▸ **Work instruction**
Only a number is expected here: the count of lines in this data where "time" occurs.
-------------------------
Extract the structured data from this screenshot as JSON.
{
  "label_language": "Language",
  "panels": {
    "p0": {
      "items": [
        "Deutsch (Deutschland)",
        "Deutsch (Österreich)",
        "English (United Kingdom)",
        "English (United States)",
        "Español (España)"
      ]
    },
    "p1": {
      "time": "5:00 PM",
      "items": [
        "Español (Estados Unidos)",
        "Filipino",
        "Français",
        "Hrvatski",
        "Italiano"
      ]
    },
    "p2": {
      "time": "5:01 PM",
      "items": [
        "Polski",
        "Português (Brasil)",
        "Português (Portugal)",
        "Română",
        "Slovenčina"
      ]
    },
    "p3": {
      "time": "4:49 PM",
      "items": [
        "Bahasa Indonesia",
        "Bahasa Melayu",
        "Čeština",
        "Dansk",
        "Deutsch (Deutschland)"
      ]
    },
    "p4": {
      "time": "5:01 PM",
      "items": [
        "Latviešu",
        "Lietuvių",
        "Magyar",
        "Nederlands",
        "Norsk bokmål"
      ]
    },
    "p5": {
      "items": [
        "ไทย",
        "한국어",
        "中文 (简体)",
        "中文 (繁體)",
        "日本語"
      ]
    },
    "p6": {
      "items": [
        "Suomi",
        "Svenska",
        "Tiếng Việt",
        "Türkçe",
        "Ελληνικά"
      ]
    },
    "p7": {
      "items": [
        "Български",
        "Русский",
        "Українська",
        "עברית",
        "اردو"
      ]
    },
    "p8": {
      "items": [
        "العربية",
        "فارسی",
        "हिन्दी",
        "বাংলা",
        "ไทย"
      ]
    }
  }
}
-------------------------
▸ **Reply to the exercise**
4